§ Exercise description
Please copy out every line in the records below that includes the word "keyword".

§ Study material
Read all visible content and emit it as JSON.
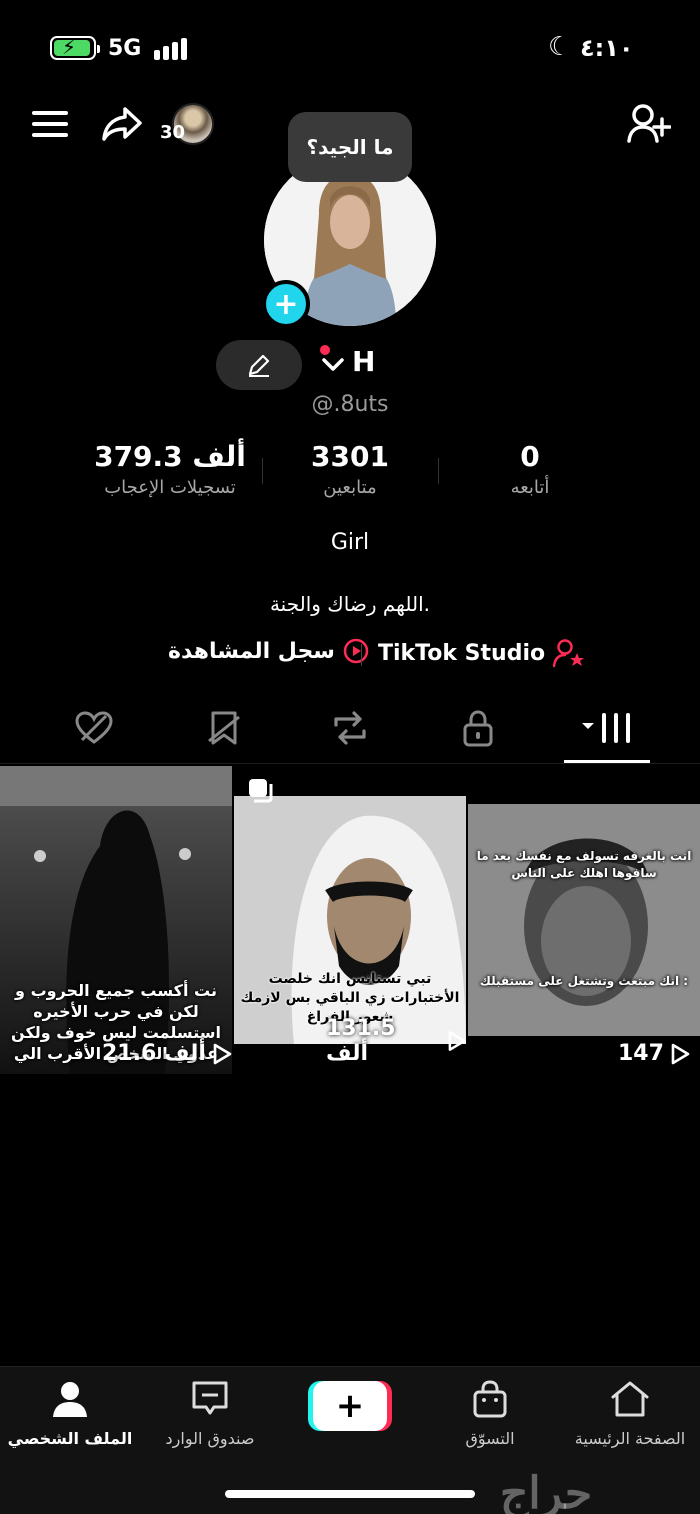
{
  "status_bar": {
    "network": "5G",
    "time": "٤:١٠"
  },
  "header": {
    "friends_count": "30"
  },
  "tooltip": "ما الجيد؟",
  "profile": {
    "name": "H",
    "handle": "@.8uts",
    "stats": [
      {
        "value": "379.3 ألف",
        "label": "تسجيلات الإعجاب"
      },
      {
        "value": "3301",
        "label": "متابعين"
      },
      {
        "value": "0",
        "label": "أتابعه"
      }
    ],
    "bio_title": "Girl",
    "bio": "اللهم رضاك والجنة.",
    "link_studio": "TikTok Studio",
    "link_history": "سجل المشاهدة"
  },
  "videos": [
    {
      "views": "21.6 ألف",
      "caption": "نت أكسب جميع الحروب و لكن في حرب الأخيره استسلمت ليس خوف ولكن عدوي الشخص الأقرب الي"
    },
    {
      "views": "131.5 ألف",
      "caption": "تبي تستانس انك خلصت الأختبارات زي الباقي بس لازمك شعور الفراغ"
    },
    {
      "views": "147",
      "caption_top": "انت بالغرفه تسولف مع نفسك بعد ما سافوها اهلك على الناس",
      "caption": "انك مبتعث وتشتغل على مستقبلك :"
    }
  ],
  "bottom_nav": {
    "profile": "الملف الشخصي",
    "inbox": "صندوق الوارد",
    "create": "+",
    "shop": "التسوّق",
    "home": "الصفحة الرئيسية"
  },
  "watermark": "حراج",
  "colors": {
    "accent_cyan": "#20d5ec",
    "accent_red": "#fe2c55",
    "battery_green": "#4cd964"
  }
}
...
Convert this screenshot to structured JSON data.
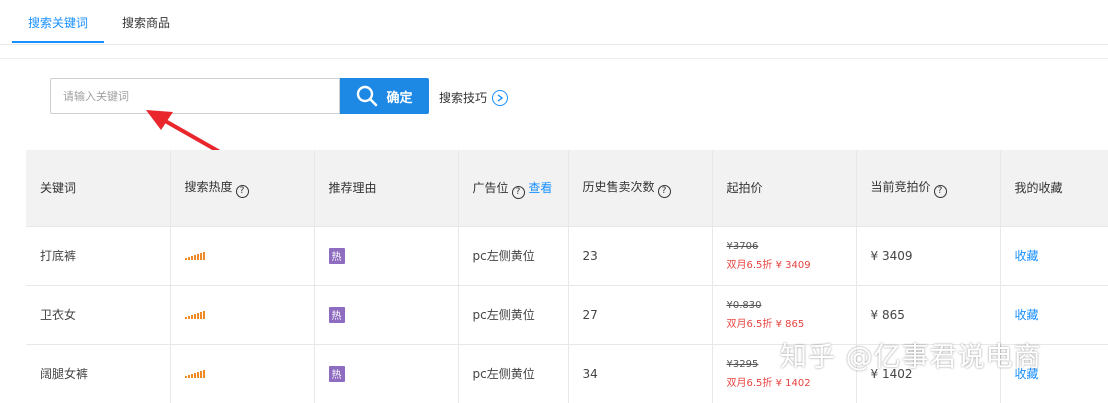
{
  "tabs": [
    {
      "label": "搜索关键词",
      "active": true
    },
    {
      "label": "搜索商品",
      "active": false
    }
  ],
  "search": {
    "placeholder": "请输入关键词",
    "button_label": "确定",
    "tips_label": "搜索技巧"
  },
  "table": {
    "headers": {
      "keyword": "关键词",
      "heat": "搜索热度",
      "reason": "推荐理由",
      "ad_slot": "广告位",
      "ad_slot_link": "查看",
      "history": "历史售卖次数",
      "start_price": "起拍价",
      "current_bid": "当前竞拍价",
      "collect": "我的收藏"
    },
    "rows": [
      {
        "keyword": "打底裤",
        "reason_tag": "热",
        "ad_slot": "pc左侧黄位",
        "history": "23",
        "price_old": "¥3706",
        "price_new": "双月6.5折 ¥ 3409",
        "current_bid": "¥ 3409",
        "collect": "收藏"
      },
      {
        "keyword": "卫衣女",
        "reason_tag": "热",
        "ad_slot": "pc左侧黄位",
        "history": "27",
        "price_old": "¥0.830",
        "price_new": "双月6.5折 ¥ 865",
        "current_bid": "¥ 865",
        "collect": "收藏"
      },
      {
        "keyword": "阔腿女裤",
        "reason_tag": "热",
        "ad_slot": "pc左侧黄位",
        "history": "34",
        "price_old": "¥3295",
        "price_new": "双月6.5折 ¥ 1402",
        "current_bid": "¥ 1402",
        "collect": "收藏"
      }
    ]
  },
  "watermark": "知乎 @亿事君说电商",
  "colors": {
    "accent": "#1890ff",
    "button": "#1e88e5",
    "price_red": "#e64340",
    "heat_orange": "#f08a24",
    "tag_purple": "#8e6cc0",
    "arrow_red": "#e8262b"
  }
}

§ Exercise result
      "keyword": "关键词",
        "keyword": "打底裤",
        "keyword": "卫衣女",
        "keyword": "阔腿女裤",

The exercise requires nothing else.